● **Brief**: Reproduce the listing below precisely, leaving every line intact.

● **Task inputs**:

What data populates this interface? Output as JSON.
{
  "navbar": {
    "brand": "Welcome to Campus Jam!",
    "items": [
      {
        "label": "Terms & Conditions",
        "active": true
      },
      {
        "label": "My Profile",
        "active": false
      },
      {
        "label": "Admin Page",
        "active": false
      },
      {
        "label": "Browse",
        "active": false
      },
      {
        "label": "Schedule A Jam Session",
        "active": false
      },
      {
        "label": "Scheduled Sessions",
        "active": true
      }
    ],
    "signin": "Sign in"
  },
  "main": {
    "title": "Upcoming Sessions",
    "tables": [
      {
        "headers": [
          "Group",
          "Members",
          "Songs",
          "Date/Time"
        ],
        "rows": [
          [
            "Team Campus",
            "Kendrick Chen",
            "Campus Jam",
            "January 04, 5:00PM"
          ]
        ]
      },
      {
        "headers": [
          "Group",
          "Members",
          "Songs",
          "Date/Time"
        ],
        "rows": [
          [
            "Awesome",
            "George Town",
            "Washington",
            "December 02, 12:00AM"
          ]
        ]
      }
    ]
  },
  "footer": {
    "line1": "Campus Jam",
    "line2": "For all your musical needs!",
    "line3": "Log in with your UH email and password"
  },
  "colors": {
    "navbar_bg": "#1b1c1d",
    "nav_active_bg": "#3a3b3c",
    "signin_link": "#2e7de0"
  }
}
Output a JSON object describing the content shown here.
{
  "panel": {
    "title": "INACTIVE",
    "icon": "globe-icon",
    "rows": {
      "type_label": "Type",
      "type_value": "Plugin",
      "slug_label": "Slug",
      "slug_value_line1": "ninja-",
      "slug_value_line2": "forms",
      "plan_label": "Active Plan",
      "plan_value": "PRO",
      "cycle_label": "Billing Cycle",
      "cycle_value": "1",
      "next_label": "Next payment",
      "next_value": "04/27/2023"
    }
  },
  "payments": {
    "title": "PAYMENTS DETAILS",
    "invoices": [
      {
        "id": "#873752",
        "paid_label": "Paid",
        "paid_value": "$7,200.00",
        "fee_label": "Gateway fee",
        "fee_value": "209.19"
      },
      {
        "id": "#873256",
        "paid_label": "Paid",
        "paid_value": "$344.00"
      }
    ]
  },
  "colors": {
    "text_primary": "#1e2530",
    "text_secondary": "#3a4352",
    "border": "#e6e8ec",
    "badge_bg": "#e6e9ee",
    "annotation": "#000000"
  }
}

● **Exercise output**:
What data populates this interface? Output as JSON.
{
  "navbar": {
    "brand": "Welcome to Campus Jam!",
    "items": [
      {
        "label": "Terms & Conditions",
        "active": true
      },
      {
        "label": "My Profile",
        "active": false
      },
      {
        "label": "Admin Page",
        "active": false
      },
      {
        "label": "Browse",
        "active": false
      },
      {
        "label": "Schedule A Jam Session",
        "active": false
      },
      {
        "label": "Scheduled Sessions",
        "active": true
      }
    ],
    "signin": "Sign in"
  },
  "main": {
    "title": "Upcoming Sessions",
    "tables": [
      {
        "headers": [
          "Group",
          "Members",
          "Songs",
          "Date/Time"
        ],
        "rows": [
          [
            "Team Campus",
            "Kendrick Chen",
            "Campus Jam",
            "January 04, 5:00PM"
          ]
        ]
      },
      {
        "headers": [
          "Group",
          "Members",
          "Songs",
          "Date/Time"
        ],
        "rows": [
          [
            "Awesome",
            "George Town",
            "Washington",
            "December 02, 12:00AM"
          ]
        ]
      }
    ]
  },
  "footer": {
    "line1": "Campus Jam",
    "line2": "For all your musical needs!",
    "line3": "Log in with your UH email and password"
  },
  "colors": {
    "navbar_bg": "#1b1c1d",
    "nav_active_bg": "#3a3b3c",
    "signin_link": "#2e7de0"
  }
}
Output a JSON object describing the content shown here.
{
  "panel": {
    "title": "INACTIVE",
    "icon": "globe-icon",
    "rows": {
      "type_label": "Type",
      "type_value": "Plugin",
      "slug_label": "Slug",
      "slug_value_line1": "ninja-",
      "slug_value_line2": "forms",
      "plan_label": "Active Plan",
      "plan_value": "PRO",
      "cycle_label": "Billing Cycle",
      "cycle_value": "1",
      "next_label": "Next payment",
      "next_value": "04/27/2023"
    }
  },
  "payments": {
    "title": "PAYMENTS DETAILS",
    "invoices": [
      {
        "id": "#873752",
        "paid_label": "Paid",
        "paid_value": "$7,200.00",
        "fee_label": "Gateway fee",
        "fee_value": "209.19"
      },
      {
        "id": "#873256",
        "paid_label": "Paid",
        "paid_value": "$344.00"
      }
    ]
  },
  "colors": {
    "text_primary": "#1e2530",
    "text_secondary": "#3a4352",
    "border": "#e6e8ec",
    "badge_bg": "#e6e9ee",
    "annotation": "#000000"
  }
}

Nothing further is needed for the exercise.